They share a similar design aesthetic (although one difference is that Tim is tidy, Caity is not!) “Our styles are pretty much the same,” says Tim. “The only real compromise we’ve had to make is that I wanted a custom-built kitchen and Caity was happy to just replace the fronts on the IKEA kitchen that was already there. We compromised by keeping the layout, using IKEA drawer and cupboard fronts and then I built some custom cabinets and put in custom-made side panels.”
“It actually worked out really well!” says Caity. “We couldn’t have been happier with the result.”
Tim’s carpentry work is at every corner – he made the plumbing part shelving in the study corner and the drawer unit in the kitchen, one of the first things he built in the house. “He’d already designed the overall look so my contribution was the white leather tab handles,” says Caity. “We then copied that exact style for our floating TV unit which completely opened up the lounge room space. There’s a hall table in the spare bedroom that Tim made as well. We always try to use recycled jarrah and other woods to minimise on costs and waste.”
She and Tim are two of the most social people I know, and entertained here often. “Entertaining is our favourite thing to do,” says Caity. “We’ve had countless parties and even hosted a live music gig. We love being surrounded by our family and friends.”

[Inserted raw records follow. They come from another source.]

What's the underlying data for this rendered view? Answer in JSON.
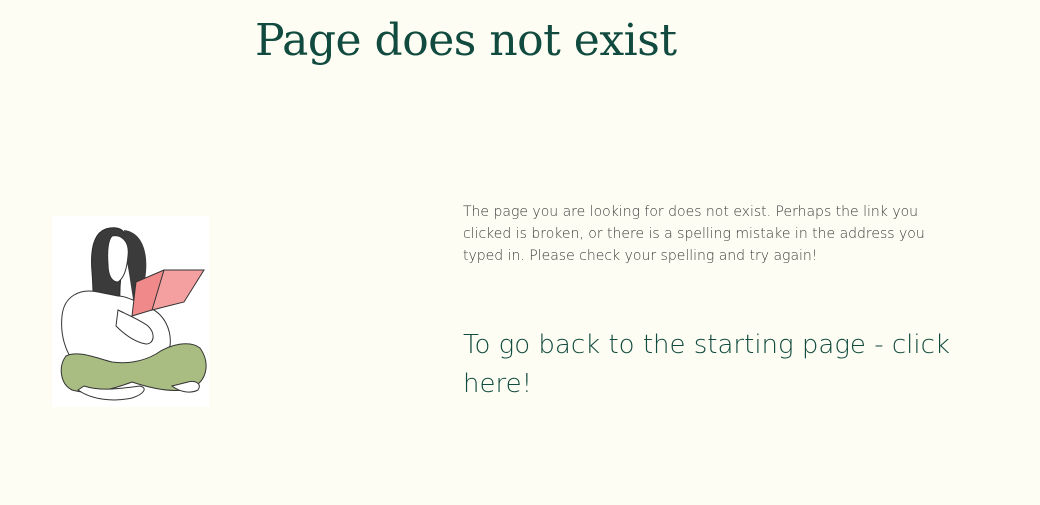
{
  "page": {
    "title": "Page does not exist",
    "message": "The page you are looking for does not exist. Perhaps the link you clicked is broken, or there is a spelling mistake in the address you typed in. Please check your spelling and try again!",
    "home_link_label": "To go back to the starting page - click here!"
  },
  "illustration": {
    "name": "woman-reading-book-illustration"
  },
  "colors": {
    "background": "#fdfdf3",
    "heading": "#114a3e",
    "body_text": "#3d3d3d",
    "book": "#f08a8a",
    "pants": "#a9bd82",
    "hair": "#3b3b3b"
  }
}
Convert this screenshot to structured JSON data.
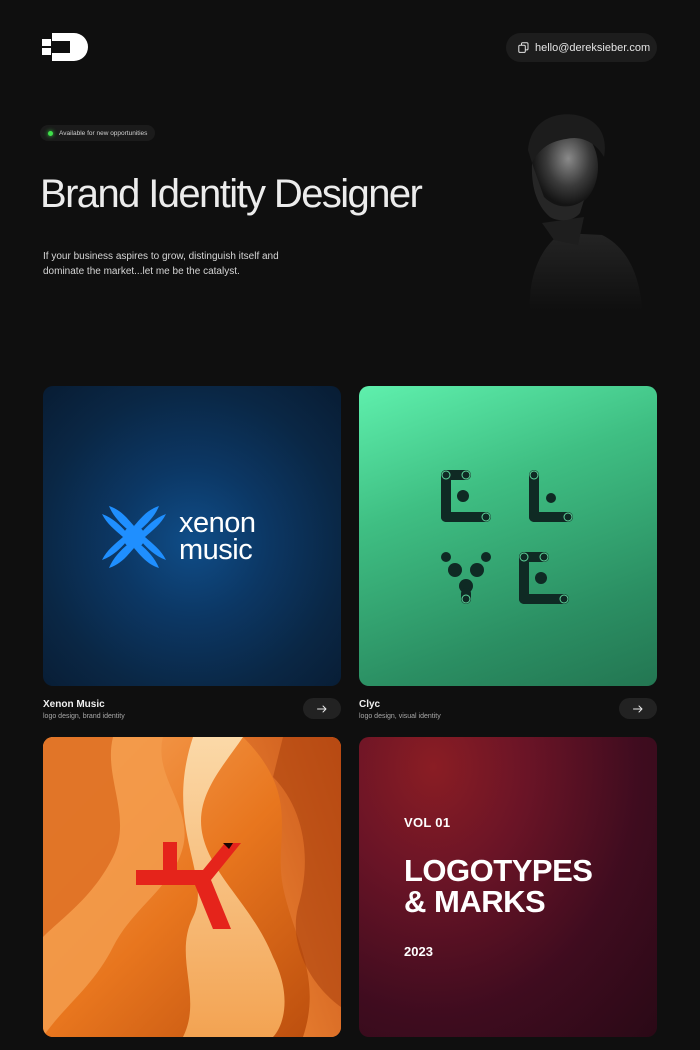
{
  "header": {
    "logo_icon": "d-monogram-logo",
    "email": "hello@dereksieber.com",
    "email_icon": "copy-icon"
  },
  "hero": {
    "status": "Available for new opportunities",
    "status_color": "#3fe04a",
    "title": "Brand Identity Designer",
    "subtitle": "If your business aspires to grow, distinguish itself and dominate the market...let me be the catalyst."
  },
  "projects": [
    {
      "title": "Xenon Music",
      "tags": "logo design, brand identity",
      "logo_text_line1": "xenon",
      "logo_text_line2": "music",
      "accent": "#1f8fff"
    },
    {
      "title": "Clyc",
      "tags": "logo design, visual identity",
      "accent": "#3fbf83"
    },
    {
      "title": "",
      "tags": "",
      "accent": "#e06b14"
    },
    {
      "vol": "VOL 01",
      "title_line1": "LOGOTYPES",
      "title_line2": "& MARKS",
      "year": "2023",
      "accent": "#6a1426"
    }
  ]
}
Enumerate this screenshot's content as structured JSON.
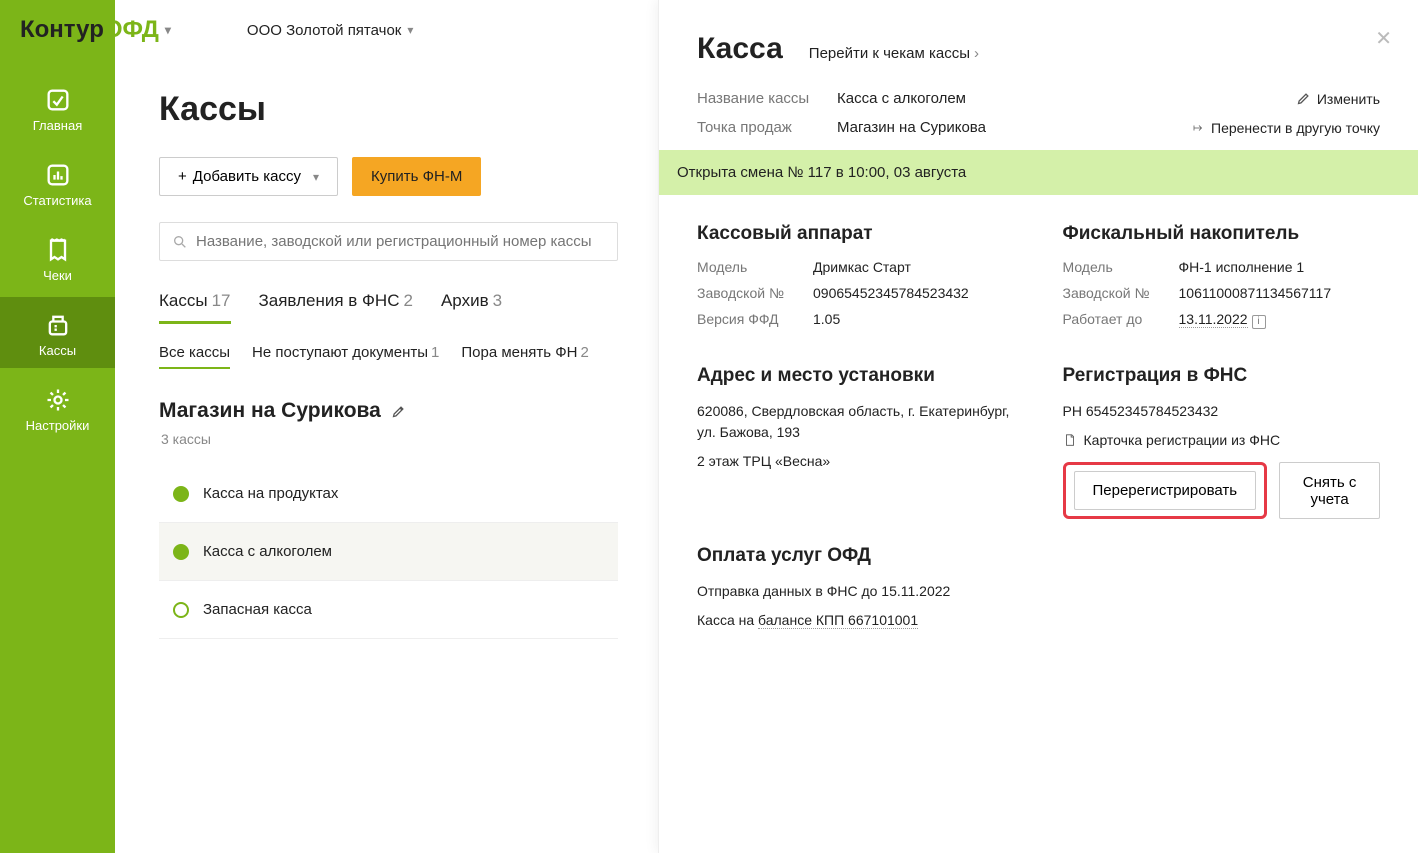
{
  "logo": {
    "part1": "Контур",
    "part2": "ОФД"
  },
  "org_name": "ООО Золотой пятачок",
  "sidebar": {
    "items": [
      {
        "label": "Главная"
      },
      {
        "label": "Статистика"
      },
      {
        "label": "Чеки"
      },
      {
        "label": "Кассы"
      },
      {
        "label": "Настройки"
      }
    ]
  },
  "main": {
    "title": "Кассы",
    "add_button": "Добавить кассу",
    "buy_button": "Купить ФН-М",
    "search_placeholder": "Название, заводской или регистрационный номер кассы",
    "tabs": [
      {
        "label": "Кассы",
        "count": "17"
      },
      {
        "label": "Заявления в ФНС",
        "count": "2"
      },
      {
        "label": "Архив",
        "count": "3"
      }
    ],
    "subtabs": [
      {
        "label": "Все кассы",
        "count": ""
      },
      {
        "label": "Не поступают документы",
        "count": "1"
      },
      {
        "label": "Пора менять ФН",
        "count": "2"
      }
    ],
    "group": {
      "name": "Магазин на Сурикова",
      "sub": "3 кассы"
    },
    "cash_list": [
      {
        "name": "Касса на продуктах",
        "solid": true
      },
      {
        "name": "Касса с алкоголем",
        "solid": true
      },
      {
        "name": "Запасная касса",
        "solid": false
      }
    ]
  },
  "detail": {
    "title": "Касса",
    "goto_cheques": "Перейти к чекам кассы",
    "name_label": "Название кассы",
    "name_value": "Касса с алкоголем",
    "edit_action": "Изменить",
    "point_label": "Точка продаж",
    "point_value": "Магазин на Сурикова",
    "move_action": "Перенести в другую точку",
    "shift_banner": "Открыта смена № 117 в 10:00, 03 августа",
    "device": {
      "title": "Кассовый аппарат",
      "model_label": "Модель",
      "model_value": "Дримкас Старт",
      "serial_label": "Заводской №",
      "serial_value": "09065452345784523432",
      "ffd_label": "Версия ФФД",
      "ffd_value": "1.05"
    },
    "fn": {
      "title": "Фискальный накопитель",
      "model_label": "Модель",
      "model_value": "ФН-1 исполнение 1",
      "serial_label": "Заводской №",
      "serial_value": "10611000871134567117",
      "until_label": "Работает до",
      "until_value": "13.11.2022"
    },
    "address": {
      "title": "Адрес и место установки",
      "line1": "620086, Свердловская область, г. Екатеринбург, ул. Бажова, 193",
      "line2": "2 этаж ТРЦ «Весна»"
    },
    "fns": {
      "title": "Регистрация в ФНС",
      "rn": "РН 65452345784523432",
      "card_link": "Карточка регистрации из ФНС",
      "rereg_button": "Перерегистрировать",
      "remove_button": "Снять с учета"
    },
    "ofd": {
      "title": "Оплата услуг ОФД",
      "send_until": "Отправка данных в ФНС  до 15.11.2022",
      "balance_prefix": "Касса на ",
      "balance_link": "балансе КПП 667101001"
    }
  }
}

The gig they mention was the night they hosted under the Parlour Gigs banner, the first time I visited their house – and I remember then thinking their house had such a warm feel to it. They rushed through another stage of renovations for the gig, adding a small deck beneath the oak tree which worked as a stage and also an external powder room (in the space of a week!)
And then… right as they finished renovations (and as so often happens) Tim and Caity decided to sell! They were sad at the thought of leaving as they love this house, but had gotten some good advice from a friend on the real estate market and decided to take the plunge and put it on the market. They accepted an offer within just two weeks. Then they went on a big trip to the States and South America and eloped in a hot air balloon in Vegas, as you do.
When they got home they threw a wedding party and promptly jumped into renovating their next buy – this one a quaint 1960s brick cottage. “It was owned by a little Italian nonna and papa I imagine,” says Caity. “The shower curtain rail comes up to my chin!” Suffice to say, it needs a lot of modernising. Their plan is to renovate this cottage and subdivide the big block and build on the back of it. You can follow along their progress at Caity’s Instagram @what.caity.did.next I’m sure I’ll do a shoot of this house in 2020, and probably write about it in 2028. Stay tuned. Maya x
A fully renovated 1950s fibro cottage, since clad in weatherboards and Scyon
Hilton, Western Australia
THE BUILDER AND DESIGNER
Tim and Caity designed the interiors and did all the work themselves. Tim runs his own carpentry business, TJP Carpentry
Main suite with parents retreat, two minor bedrooms, open-plan kitchen, living and dining, study, workshop, bathroom, external powder room
SUPPLIERS AND TRADES
Heather Robbins of Heather Robbins Photography